Sunday, May 22, 2016
Wading through Molasses in January
In January of 2012, the idea for the international government became a plan, and started around the planning circle. Opposing sides of the planning circle address the same ideas, but from different perspectives. Opposite to the Plan that benefits everyone is the Crisis in the Family segment and then it moves into Conflict Resolution issues.
The crises in the family are coming from the Battles of Armageddon. The battles start when one person stands on the principles, and it triggers fears in the person whose depends on the old structure for their security and support. The person whose financial support is threatened goes down into the power games, including acts of revenge.
Revenge draws together people who play five power games, including genocide, which involves character defamation. Two of the games involve weaving an illusion, and this is where the sense of log-jamming the crises occurs. Moving forward at this point in the planning circle is known as "Molasses in January."
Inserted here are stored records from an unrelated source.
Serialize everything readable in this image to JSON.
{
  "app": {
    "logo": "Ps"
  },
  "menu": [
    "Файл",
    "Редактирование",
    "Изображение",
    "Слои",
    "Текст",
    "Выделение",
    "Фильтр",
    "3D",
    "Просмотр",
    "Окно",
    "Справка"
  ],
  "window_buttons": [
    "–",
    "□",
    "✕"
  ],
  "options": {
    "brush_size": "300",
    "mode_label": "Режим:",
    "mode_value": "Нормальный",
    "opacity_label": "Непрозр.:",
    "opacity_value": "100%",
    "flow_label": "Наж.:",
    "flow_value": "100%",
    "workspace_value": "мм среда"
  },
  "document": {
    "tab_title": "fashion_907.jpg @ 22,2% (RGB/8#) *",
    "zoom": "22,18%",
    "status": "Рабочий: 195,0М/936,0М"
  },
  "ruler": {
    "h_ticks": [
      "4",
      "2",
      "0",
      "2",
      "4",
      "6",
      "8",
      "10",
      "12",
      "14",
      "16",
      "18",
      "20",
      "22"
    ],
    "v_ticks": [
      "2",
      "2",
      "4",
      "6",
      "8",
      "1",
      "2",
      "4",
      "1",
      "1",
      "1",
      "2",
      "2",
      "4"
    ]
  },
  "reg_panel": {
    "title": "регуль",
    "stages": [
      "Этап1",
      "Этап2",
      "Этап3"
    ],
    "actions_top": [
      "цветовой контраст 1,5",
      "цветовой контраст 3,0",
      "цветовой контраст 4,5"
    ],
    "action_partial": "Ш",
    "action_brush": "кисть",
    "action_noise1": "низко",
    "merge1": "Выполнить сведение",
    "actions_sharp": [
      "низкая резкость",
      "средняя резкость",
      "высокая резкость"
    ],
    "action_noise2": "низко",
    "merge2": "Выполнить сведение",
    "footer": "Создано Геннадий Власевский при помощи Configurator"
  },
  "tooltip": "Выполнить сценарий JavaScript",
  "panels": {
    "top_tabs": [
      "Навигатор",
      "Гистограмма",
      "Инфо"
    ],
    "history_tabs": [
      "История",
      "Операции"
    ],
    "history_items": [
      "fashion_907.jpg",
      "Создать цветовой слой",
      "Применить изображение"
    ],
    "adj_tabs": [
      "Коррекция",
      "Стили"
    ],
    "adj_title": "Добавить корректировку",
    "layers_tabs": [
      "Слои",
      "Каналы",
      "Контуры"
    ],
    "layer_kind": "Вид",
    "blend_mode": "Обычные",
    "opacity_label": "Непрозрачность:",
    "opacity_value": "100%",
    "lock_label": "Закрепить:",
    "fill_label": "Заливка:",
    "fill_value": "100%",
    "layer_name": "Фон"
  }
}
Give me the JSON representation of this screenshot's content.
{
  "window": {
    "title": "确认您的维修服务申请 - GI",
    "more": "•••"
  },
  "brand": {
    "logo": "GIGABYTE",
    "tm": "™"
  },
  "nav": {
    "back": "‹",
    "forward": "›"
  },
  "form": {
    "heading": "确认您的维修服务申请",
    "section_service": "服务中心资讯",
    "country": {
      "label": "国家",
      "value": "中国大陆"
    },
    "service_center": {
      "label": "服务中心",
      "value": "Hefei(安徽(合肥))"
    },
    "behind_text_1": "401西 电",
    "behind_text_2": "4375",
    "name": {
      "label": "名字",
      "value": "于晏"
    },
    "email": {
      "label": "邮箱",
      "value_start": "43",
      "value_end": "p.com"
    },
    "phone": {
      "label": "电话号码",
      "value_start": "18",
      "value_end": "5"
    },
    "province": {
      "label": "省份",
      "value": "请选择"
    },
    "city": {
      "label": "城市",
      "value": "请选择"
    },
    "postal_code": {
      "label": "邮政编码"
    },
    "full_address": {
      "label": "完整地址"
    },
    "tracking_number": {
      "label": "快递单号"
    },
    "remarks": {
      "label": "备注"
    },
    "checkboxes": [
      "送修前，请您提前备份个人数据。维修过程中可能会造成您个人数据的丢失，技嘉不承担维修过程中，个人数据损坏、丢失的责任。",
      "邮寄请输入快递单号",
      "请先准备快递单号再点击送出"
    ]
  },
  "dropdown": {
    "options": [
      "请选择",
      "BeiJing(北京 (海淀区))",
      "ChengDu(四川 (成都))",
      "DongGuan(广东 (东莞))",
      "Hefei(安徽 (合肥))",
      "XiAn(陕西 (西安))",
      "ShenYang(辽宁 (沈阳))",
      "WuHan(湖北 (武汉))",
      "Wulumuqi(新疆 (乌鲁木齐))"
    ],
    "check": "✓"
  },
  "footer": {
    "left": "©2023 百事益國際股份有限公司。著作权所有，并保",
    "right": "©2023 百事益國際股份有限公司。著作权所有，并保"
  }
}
Conflict resolution comes when those who stand on the principles assume responsibility rise in power and those who seem to have all the power by playing the games fall in power as they face the backlashes from the games. Everyone meets in the middle.
The technology team is responsible for the plan segment, and they are learning about power and abuse of power. How their inventions can be used as tools or weapons.
Many people are dying around the world from the Battles of Armageddon. For every person who dies from conflict, there is a huge loss, the extent that cannot be even imagined. Even one person's death is too much.
The first proposal is the Exit Strategy for Iraq, and we are addressing the fact that it makes more sense to handle disputes between nations in an international court system rather than the battlefield. The monies now wasted on war will go to support the people, instead.